The plan calls for electronic pull tabs and bingo to pay the state's share of the funding, but leaders have received significant opposition from state charitable gambling officials, who have stated the gap between the current funding for state charitable projects wouldn't be met if the anticipated loss of revenue for money created under the current system is diluted and diverted to electronic gambling in restaurants and bars.

The first significant hurdle in the 2012 Legislative session will be to get the committee vote needed to bring the bill to the full House and Senate. Stadium opponents have raised the issue that the funding mechanism isn't a stable, consistent form of revenue generation. Projections in the supporting materials for the bill claim that the use of video pull tabs and bingo would generate approximately $72 million a year with $10 million of that being diverted to charitable gaming tax relief – to help make up for the potential lost revenue electronic pull tabs would create.

If those numbers are accurate, the proposal would bring in more than $300 million in revenue in the first five years, which would have the state's contribution to the stadium more than half paid off before the doors to the new stadium would even open.

Claims are being made that $40 million a year would be needed by debt service payments on the stadium.

Expect to see the numbers being thrown around by proponents and opponents of the stadium bill to be widely different and the rhetoric to start building as the bill comes into clearer focus. Many thought the hard part was over when a stadium proposal was agreed upon in the language of the bill. In fact, the past may just be prologue to the most difficult battle of all – getting the needed votes to pass a stadium plan.

TUESDAY NOTES

  • The free agent sweepstakes will begin this afternoon, but the question the Vikings face is whether they will dive into the pool head-first when the gun sounds and the shopping begins.
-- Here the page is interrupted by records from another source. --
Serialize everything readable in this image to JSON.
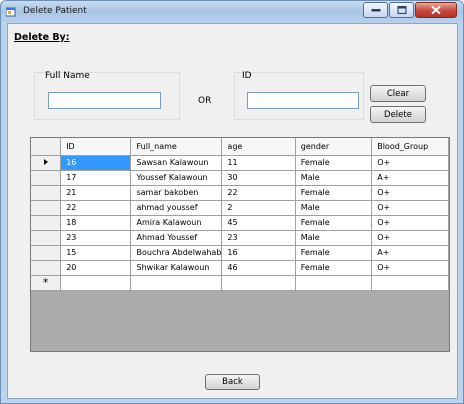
{
  "window": {
    "title": "Delete Patient"
  },
  "heading": "Delete By:",
  "fullname_group": {
    "label": "Full Name",
    "value": ""
  },
  "or_label": "OR",
  "id_group": {
    "label": "ID",
    "value": ""
  },
  "buttons": {
    "clear": "Clear",
    "delete": "Delete",
    "back": "Back"
  },
  "table": {
    "columns": [
      "ID",
      "Full_name",
      "age",
      "gender",
      "Blood_Group"
    ],
    "rows": [
      [
        "16",
        "Sawsan Kalawoun",
        "11",
        "Female",
        "O+"
      ],
      [
        "17",
        "Youssef Kalawoun",
        "30",
        "Male",
        "A+"
      ],
      [
        "21",
        "samar bakoben",
        "22",
        "Female",
        "O+"
      ],
      [
        "22",
        "ahmad youssef",
        "2",
        "Male",
        "O+"
      ],
      [
        "18",
        "Amira Kalawoun",
        "45",
        "Female",
        "O+"
      ],
      [
        "23",
        "Ahmad Youssef",
        "23",
        "Male",
        "O+"
      ],
      [
        "15",
        "Bouchra Abdelwahab",
        "16",
        "Female",
        "A+"
      ],
      [
        "20",
        "Shwikar Kalawoun",
        "46",
        "Female",
        "O+"
      ]
    ],
    "new_row_marker": "*"
  },
  "colors": {
    "selection": "#3399ff",
    "grid_background": "#ababab",
    "title_bar": "#bcd3ee"
  },
  "icons": {
    "app": "window-app-icon",
    "minimize": "minimize-icon",
    "maximize": "maximize-icon",
    "close": "close-icon",
    "current_row": "row-pointer-icon"
  }
}
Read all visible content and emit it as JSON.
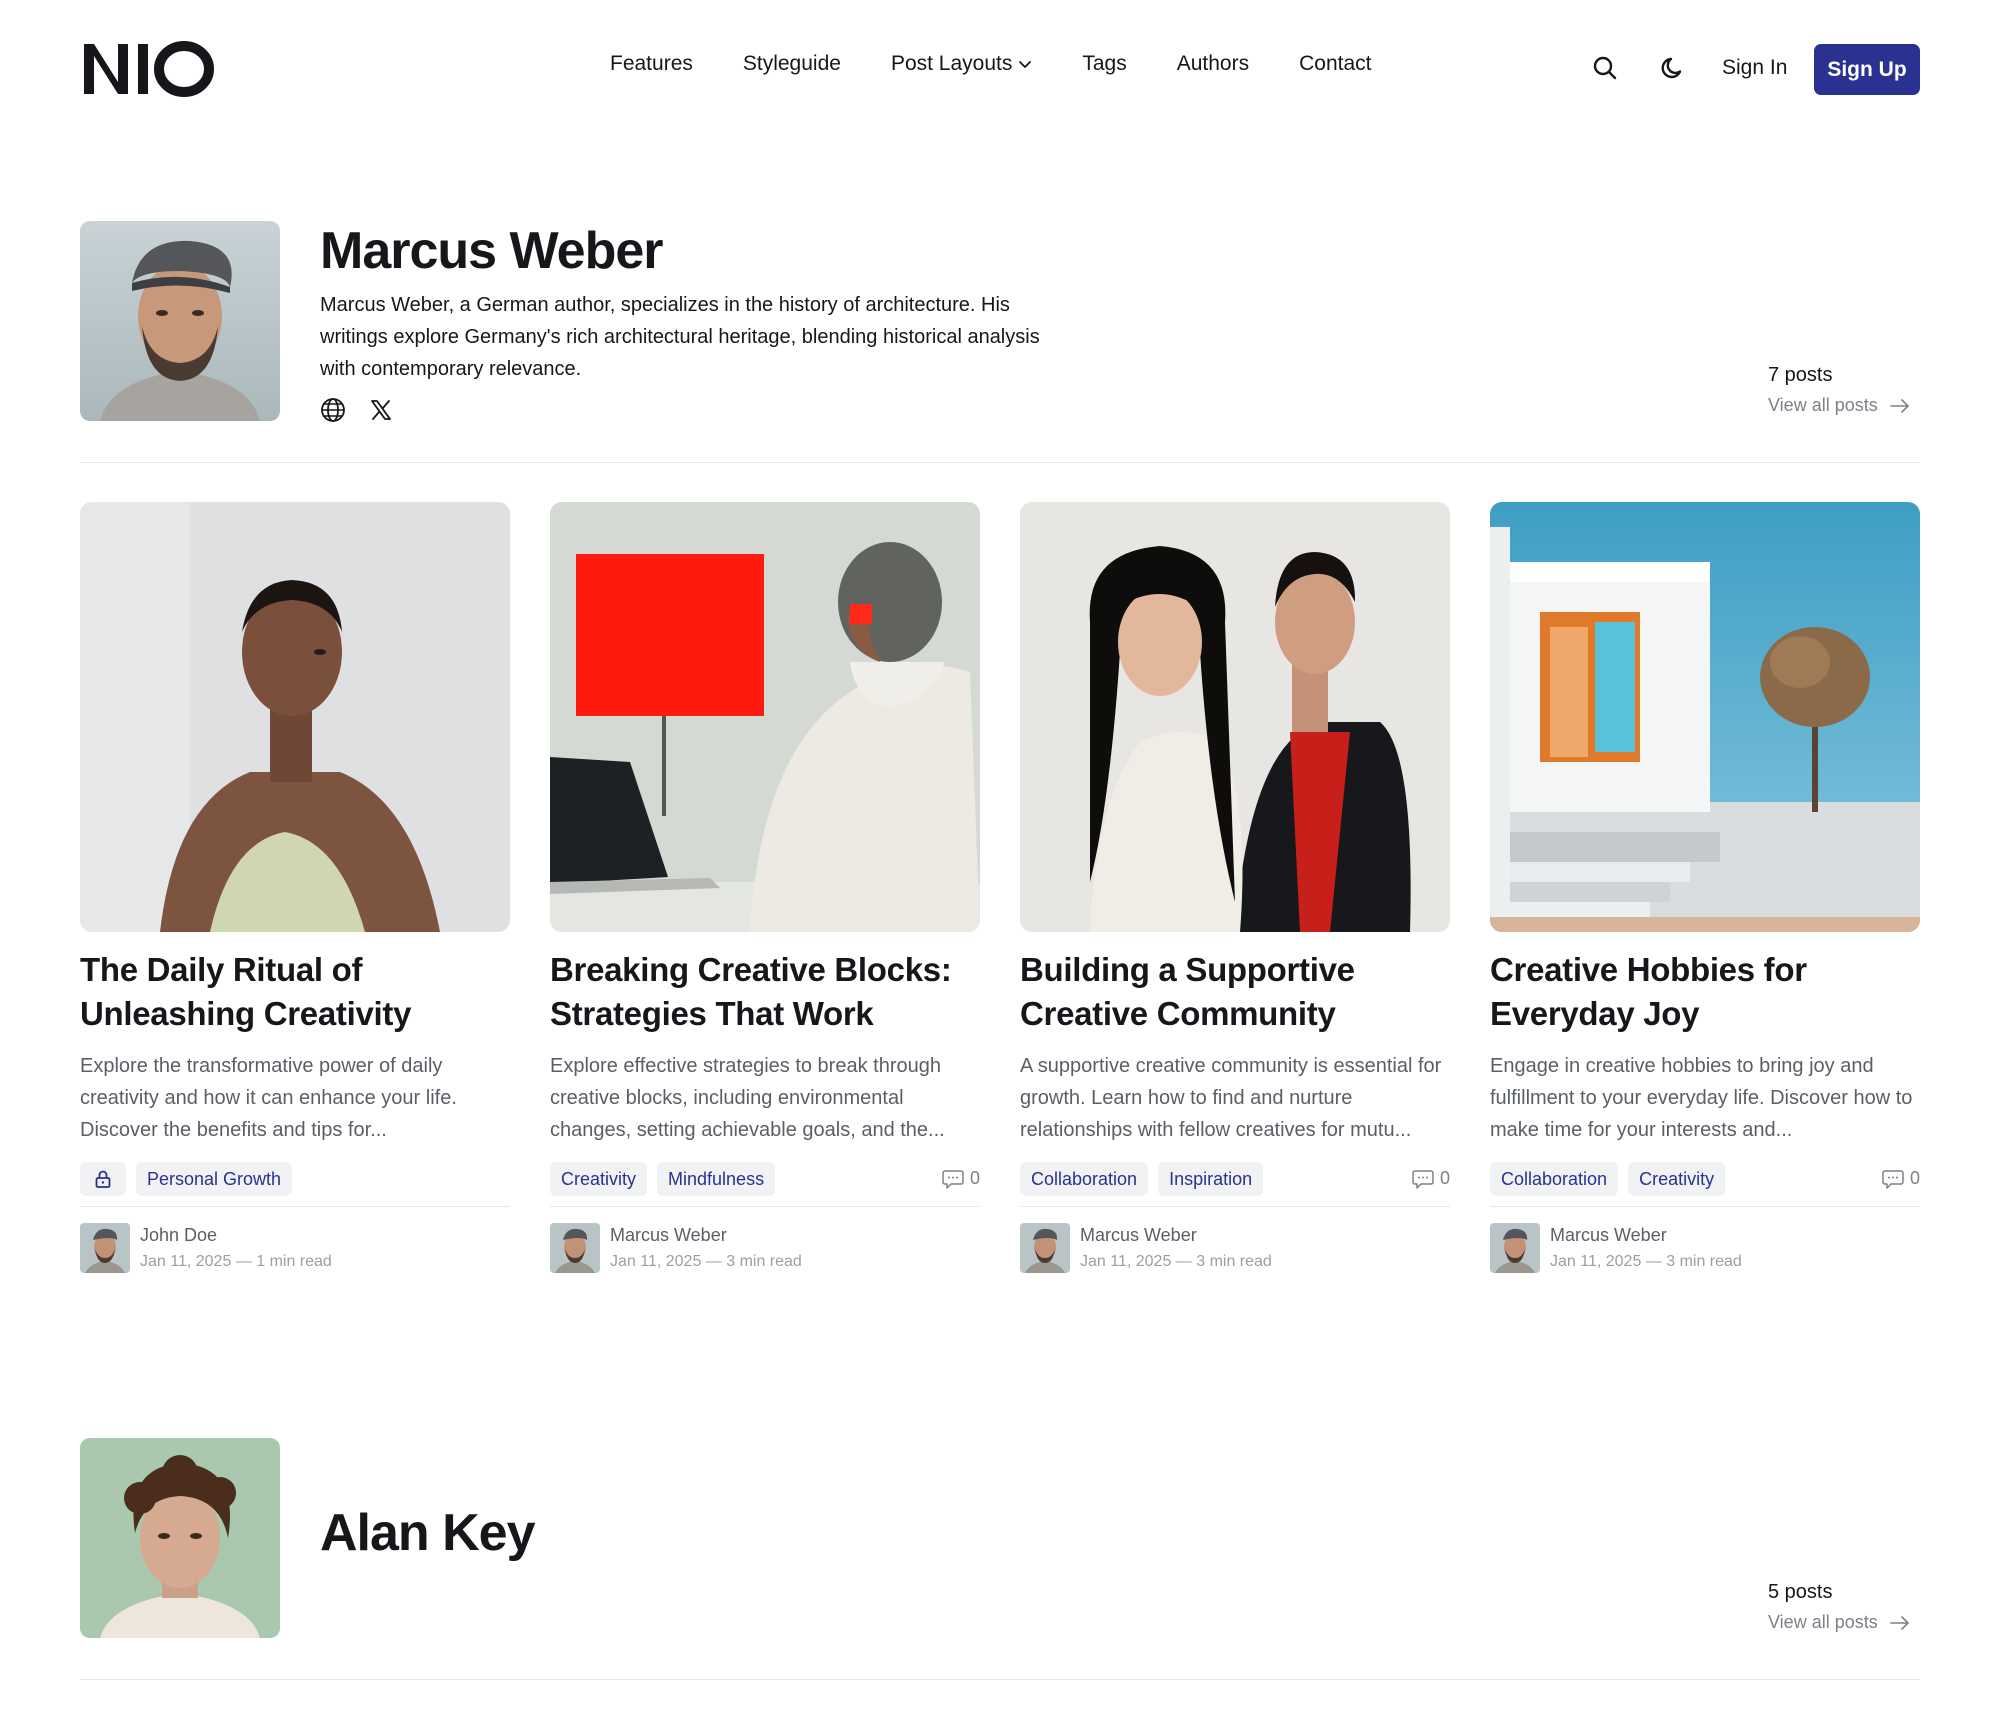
{
  "header": {
    "logo_text": "NIO",
    "nav": [
      {
        "label": "Features"
      },
      {
        "label": "Styleguide"
      },
      {
        "label": "Post Layouts"
      },
      {
        "label": "Tags"
      },
      {
        "label": "Authors"
      },
      {
        "label": "Contact"
      }
    ],
    "signin_label": "Sign In",
    "signup_label": "Sign Up",
    "accent_color": "#2b3190"
  },
  "authors": [
    {
      "name": "Marcus Weber",
      "bio": "Marcus Weber, a German author, specializes in the history of architecture. His writings explore Germany's rich architectural heritage, blending historical analysis with contemporary relevance.",
      "post_count": "7 posts",
      "view_all_label": "View all posts",
      "socials": [
        "globe-icon",
        "x-icon"
      ]
    },
    {
      "name": "Alan Key",
      "post_count": "5 posts",
      "view_all_label": "View all posts"
    }
  ],
  "posts": [
    {
      "title": "The Daily Ritual of Unleashing Creativity",
      "excerpt": "Explore the transformative power of daily creativity and how it can enhance your life. Discover the benefits and tips for...",
      "locked": true,
      "tags": [
        "Personal Growth"
      ],
      "comments": "",
      "author": "John Doe",
      "meta": "Jan 11, 2025 — 1 min read"
    },
    {
      "title": "Breaking Creative Blocks: Strategies That Work",
      "excerpt": "Explore effective strategies to break through creative blocks, including environmental changes, setting achievable goals, and the...",
      "locked": false,
      "tags": [
        "Creativity",
        "Mindfulness"
      ],
      "comments": "0",
      "author": "Marcus Weber",
      "meta": "Jan 11, 2025 — 3 min read"
    },
    {
      "title": "Building a Supportive Creative Community",
      "excerpt": "A supportive creative community is essential for growth. Learn how to find and nurture relationships with fellow creatives for mutu...",
      "locked": false,
      "tags": [
        "Collaboration",
        "Inspiration"
      ],
      "comments": "0",
      "author": "Marcus Weber",
      "meta": "Jan 11, 2025 — 3 min read"
    },
    {
      "title": "Creative Hobbies for Everyday Joy",
      "excerpt": "Engage in creative hobbies to bring joy and fulfillment to your everyday life. Discover how to make time for your interests and...",
      "locked": false,
      "tags": [
        "Collaboration",
        "Creativity"
      ],
      "comments": "0",
      "author": "Marcus Weber",
      "meta": "Jan 11, 2025 — 3 min read"
    }
  ]
}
Historically, the Vikings have been active early on, but not immediately after the process begins – which is typically when the biggest money gets thrown around to set the standard by which other signings follow.

  • The Vikings have expressed an interest in keeping restricted free agent LB Kenny Onatolu, but the team didn't tender him an offer that would require compensation if another team signs him to an offer sheet. Translation? If somebody else wants Onatolu, they only have to make an offer the Vikings decline to match.

  • Jurors in the Chris Cook domestic assault trial heard three phone conversations between Cook and his girlfriend Chantel Baker in which the two discussed the incident that led to his arrest. The trial is expected to go to the jury sometime later this week.


    John Holler has been writing about the Vikings for more than a decade for Viking Update. Follow Viking Update on Twitter and discuss this topic on our message boards. To become a subscriber to the Viking Update web site or magazine, click here.


  • VikingUpdate.com Recommended Stories